In an undirected setting, let us consider having chosen z_ij and z_ji and then selecting the response according to r_ij ~ Bernoulli(\eta_{z_ij, z_ji}). In modeling sparsity, we assume that we draw another hidden variable say y_ij ~ Bernoulli(\eta_{z_ij, z_ji}). And then draw r_ij ~ Bernoulli(\rho) if y_ij = 1 and r_ij ~ \delta_0 otherwise. \rho represents how often we expect to observe a link between nodes that are actually linked in the latent space.

We can thus rewrite r_ij ~ y_ij Bernoulli(\rho) + (1 - y_ij) delta_0. We can integrate out y_ij by noting that p(r_ij = 1 | z_ij, z_ji) = \rho \eta_{z_ij, z_ji}. And p(r_ij = 0 | z_ij, z_ji) = 1 - \eta_{z_ij, z_ji} + (1 - \rho) \eta_{z_ij, z_ji} = 1 - \rho \eta_{z_ij, z_ji}. In other words, r_ij ~ Bernoulli(\rho \eta_{z_ij, z_ji}).

Choosing the sparsity parameter

On the senate dataset, running spectral clustering for various values of K gives the following:

K False positives False negatives
5 .606 .058
10 .354 .078
15 .126 .078
20 .193 .094
25 .157 .107
30 .135 .114

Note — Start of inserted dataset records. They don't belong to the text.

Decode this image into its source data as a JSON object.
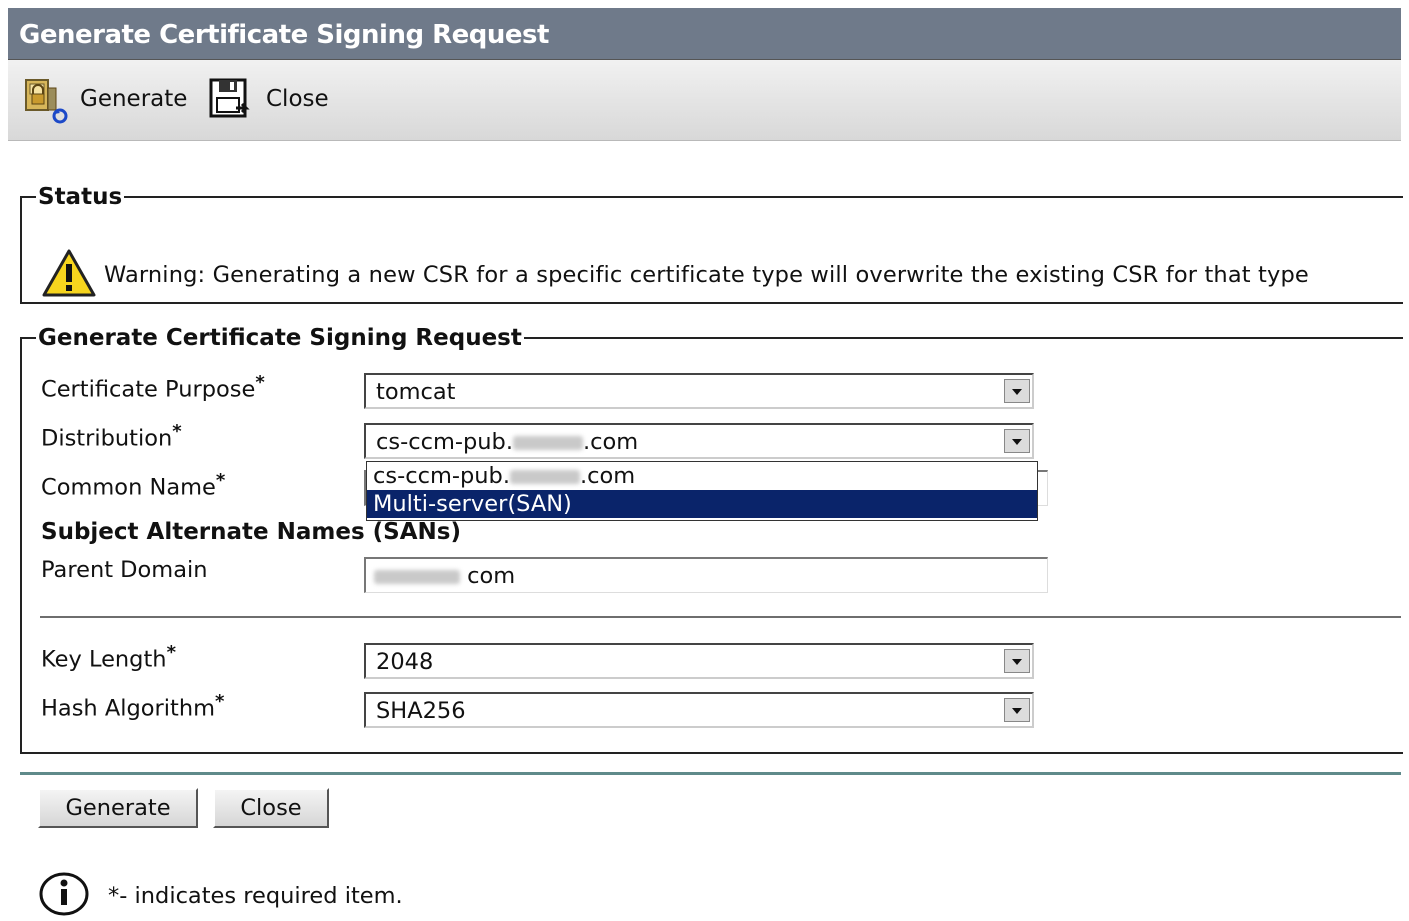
{
  "window": {
    "title": "Generate Certificate Signing Request"
  },
  "toolbar": {
    "generate_label": "Generate",
    "close_label": "Close",
    "generate_icon": "certificate-generate-icon",
    "close_icon": "close-floppy-icon"
  },
  "status": {
    "legend": "Status",
    "warning_icon": "warning-icon",
    "message": "Warning: Generating a new CSR for a specific certificate type will overwrite the existing CSR for that type"
  },
  "csr": {
    "legend": "Generate Certificate Signing Request",
    "certificate_purpose": {
      "label": "Certificate Purpose",
      "value": "tomcat"
    },
    "distribution": {
      "label": "Distribution",
      "value_prefix": "cs-ccm-pub.",
      "value_suffix": ".com",
      "options": [
        {
          "prefix": "cs-ccm-pub.",
          "suffix": ".com",
          "selected": false
        },
        {
          "text": "Multi-server(SAN)",
          "selected": true
        }
      ]
    },
    "common_name": {
      "label": "Common Name",
      "value": ""
    },
    "sans_heading": "Subject Alternate Names (SANs)",
    "parent_domain": {
      "label": "Parent Domain",
      "value_suffix": "com"
    },
    "key_length": {
      "label": "Key Length",
      "value": "2048"
    },
    "hash_algorithm": {
      "label": "Hash Algorithm",
      "value": "SHA256"
    },
    "required_marker": "*"
  },
  "buttons": {
    "generate": "Generate",
    "close": "Close"
  },
  "footer": {
    "info_icon": "info-icon",
    "note": "*- indicates required item."
  }
}
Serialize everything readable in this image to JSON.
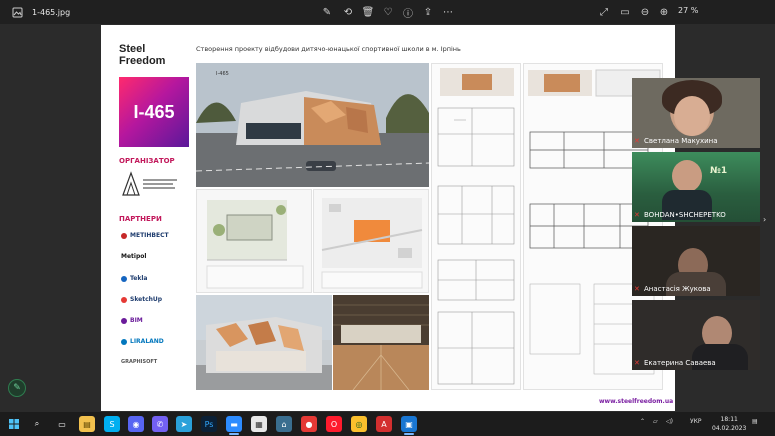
{
  "viewer": {
    "file_name": "1-465.jpg",
    "zoom": "27 %"
  },
  "sheet": {
    "brand_line1": "Steel",
    "brand_line2": "Freedom",
    "title": "Створення проекту відбудови дитячо-юнацької спортивної школи в м. Ірпінь",
    "code": "I-465",
    "organizer_heading": "ОРГАНІЗАТОР",
    "partners_heading": "ПАРТНЕРИ",
    "partners": [
      "МЕТІНВЕСТ",
      "Metipol",
      "Tekla",
      "SketchUp",
      "BIM",
      "LIRALAND",
      "GRAPHISOFT"
    ],
    "render_label": "I-465",
    "website": "www.steelfreedom.ua"
  },
  "participants": [
    {
      "name": "Светлана Макухина"
    },
    {
      "name": "BOHDAN•SHCHEPETKO"
    },
    {
      "name": "Анастасія Жукова"
    },
    {
      "name": "Екатерина Саваева"
    }
  ],
  "taskbar": {
    "language": "УКР",
    "time": "18:11",
    "date": "04.02.2023"
  }
}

Even with 30 topics, this would imply that we're not seeing at least around 15% of true links. Since spectral clustering is likely to be overfitting in this case, a reasonable compromise between all the K might be 25%. Although, since for this dataset we'd expect the true K to be small, 50% might be a better estimate.

--Jcone 18:27, 7 April 2008 (EDT)